On the flip side of that, at the very, very end of the show, the cast is certainly going through a lot of emotional turmoil and sometimes you look out at the audience, and they’re having a rip-roaring good time. They seem to be celebrating the murder of a person that they’ve just witnessed on stage. So having them clapping along and stamping their feet is a pretty jarring and horrifying experience for us on stage–which is cool because that is not an experience you get to have very often as an actor in the theater.
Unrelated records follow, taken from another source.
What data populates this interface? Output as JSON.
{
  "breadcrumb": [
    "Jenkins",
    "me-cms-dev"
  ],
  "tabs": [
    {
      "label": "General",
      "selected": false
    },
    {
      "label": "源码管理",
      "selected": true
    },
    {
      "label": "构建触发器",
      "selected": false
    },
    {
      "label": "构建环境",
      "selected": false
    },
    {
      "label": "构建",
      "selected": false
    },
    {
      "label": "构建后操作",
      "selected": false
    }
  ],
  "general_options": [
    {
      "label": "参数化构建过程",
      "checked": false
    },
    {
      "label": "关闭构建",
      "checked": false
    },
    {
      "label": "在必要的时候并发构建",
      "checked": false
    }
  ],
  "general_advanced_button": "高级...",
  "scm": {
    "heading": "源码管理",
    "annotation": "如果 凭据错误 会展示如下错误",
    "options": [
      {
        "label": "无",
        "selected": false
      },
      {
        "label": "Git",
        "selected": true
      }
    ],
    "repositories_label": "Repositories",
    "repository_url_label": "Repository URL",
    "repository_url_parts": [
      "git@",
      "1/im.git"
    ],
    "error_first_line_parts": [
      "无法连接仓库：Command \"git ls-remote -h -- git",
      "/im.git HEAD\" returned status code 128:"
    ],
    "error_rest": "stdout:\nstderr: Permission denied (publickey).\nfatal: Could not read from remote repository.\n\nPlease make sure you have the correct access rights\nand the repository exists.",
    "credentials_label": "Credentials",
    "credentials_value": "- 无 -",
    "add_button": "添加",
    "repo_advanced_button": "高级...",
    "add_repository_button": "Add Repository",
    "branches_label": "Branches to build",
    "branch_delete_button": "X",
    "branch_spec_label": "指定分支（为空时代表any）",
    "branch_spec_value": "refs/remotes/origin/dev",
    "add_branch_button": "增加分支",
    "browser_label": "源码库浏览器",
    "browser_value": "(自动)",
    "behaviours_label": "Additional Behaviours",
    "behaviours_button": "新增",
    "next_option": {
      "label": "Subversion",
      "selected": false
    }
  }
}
P-C: Is there a scene that you look forward to performing each day because you know the audience is going to react–particularly since people may be expecting the more traditional version of the show and be surprised with some of the choices in this reimagined version?
Will: There are a few of those that I really look forward to. There’s a very weird scene between Ali Hakim and Jud that’s a really sort of uncomfortable moment between two very questionable characters. They’re two characters that the audience is alternately asked to revile and feel badly for as two outsiders–or feel that they’re getting their comeuppance. It’s very unclear. That scene is so fun because those two characters are so unaware of each other’s emotional states and that makes the scene feel dangerous. You can kind of hear the audience’s discomfort with it which I really enjoy.

P-C: On a lighter note, is there another classic musical that you’d like to see get reimagined in this way that feels very fresh and timely, what would you pick?
Will: Oh gosh. That’s a really good question. To tell you the truth, I don’t feel equipped to answer it. Being in a musical at all is a real M. Night Shyamalan twist in my career. I’ve been embedded in a lot of TV lately and Indie films so to be in a musical on Broadway is, like, pretty jarring for me. [It’s] something I thought I had left in my past. Although there are a lot of musicals that I really love and that I would someday love to be a part of…as far as reimagining, I’m not sure. That would be a good question for Daniel Fish.

P-C: Beyond Broadway, as you mentioned, you’ve worked on some popular TV series. Those series span genres and time periods. So, looking ahead in your career, is there something that you’d still like to do?
Will: There’s a million tropes or worlds that I would love to find myself in. I would love to play a cowboy, or a superhero, or a super-villain, or an eternal, or an alien. There’s a million of those kinds of worlds.

At the end of the day, what I really love about theater and storytelling and TV and film is being able to explore more about the human condition and unlock my own and other people’s empathy. I think that there is a lot of room for storytelling that does that. Any sort of character that really dives deep into exploring a person with the intention of helping people better see themselves or [others] around them is a dream.

P-C: Obviously with TV series, you can develop your character over time whereas in theater you perform the same moment in a character’s story every night. Do you find that more challenging?
Will: I actually find it more rewarding. I think there’s different schools of thought on this, but I personally am more ready to be moved when I am in a room with other people. I find the challenge much more bracing to be performing in a room with other people, encouraging them to see what is happening on stage, and to also really distill a performance so that it can be more easily read. Getting the opportunity to do that 350 times is a really exciting challenge to me.

With TV and film, I find it difficult to find those moments within several takes that will then be preserved forever. The catch of that is that I do think some people feel more open and vulnerable to being changed in the privacy of their own home, or in the darkness of a movie theater where the people that they’re watching can’t turn, look into their eyes, and see what they’re feeling. I see and applaud the transformative power of cinema and television, but I personally feel it more palpably in the theater.